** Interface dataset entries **

□ □ □ □

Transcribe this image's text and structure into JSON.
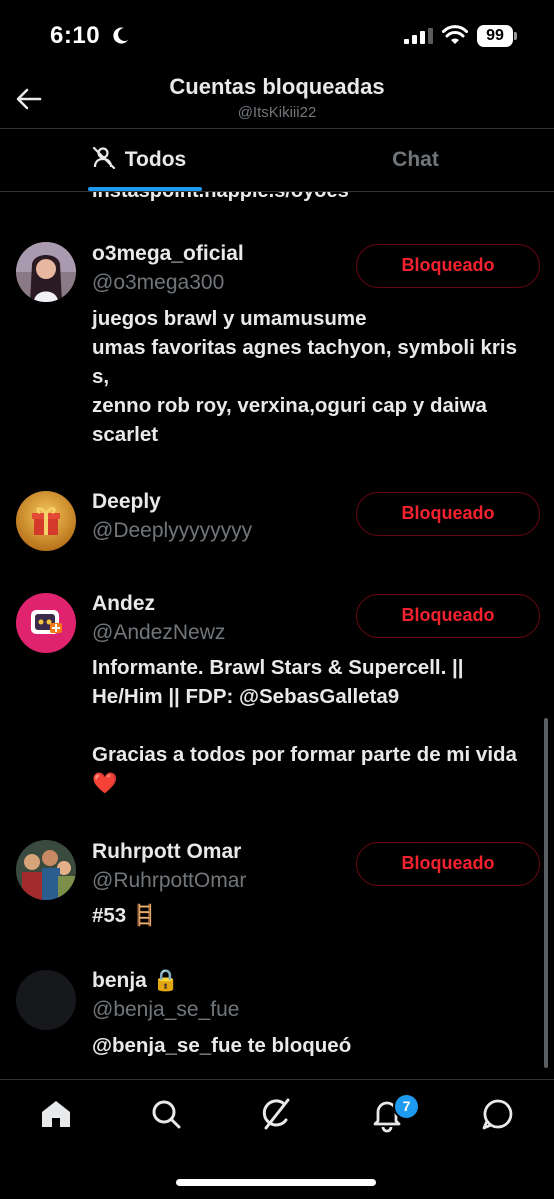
{
  "status_bar": {
    "time": "6:10",
    "battery": "99"
  },
  "header": {
    "title": "Cuentas bloqueadas",
    "subtitle": "@ItsKikiii22"
  },
  "tabs": [
    {
      "label": "Todos"
    },
    {
      "label": "Chat"
    }
  ],
  "clipped_text": "instaspoint.happie.s/oyoes",
  "accounts": [
    {
      "name": "o3mega_oficial",
      "handle": "@o3mega300",
      "button": "Bloqueado",
      "bio": "juegos brawl y umamusume\numas favoritas agnes tachyon, symboli kris s,\nzenno rob roy, verxina,oguri cap y daiwa scarlet"
    },
    {
      "name": "Deeply",
      "handle": "@Deeplyyyyyyyy",
      "button": "Bloqueado",
      "bio": ""
    },
    {
      "name": "Andez",
      "handle": "@AndezNewz",
      "button": "Bloqueado",
      "bio": "Informante. Brawl Stars & Supercell. || He/Him || FDP: @SebasGalleta9\n\nGracias a todos por formar parte de mi vida ❤️"
    },
    {
      "name": "Ruhrpott Omar",
      "handle": "@RuhrpottOmar",
      "button": "Bloqueado",
      "bio": "#53 🪜"
    },
    {
      "name": "benja 🔒",
      "handle": "@benja_se_fue",
      "button": "",
      "bio": "@benja_se_fue te bloqueó"
    }
  ],
  "nav": {
    "items": [
      "home-icon",
      "search-icon",
      "grok-icon",
      "notifications-icon",
      "messages-icon"
    ],
    "notifications_badge": "7"
  },
  "colors": {
    "accent": "#1d9bf0",
    "blocked_red": "#f4212e",
    "secondary_text": "#71767b"
  }
}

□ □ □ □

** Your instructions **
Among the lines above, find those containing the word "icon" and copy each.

** Task answer **
      "home-icon",
      "search-icon",
      "grok-icon",
      "notifications-icon",
      "messages-icon"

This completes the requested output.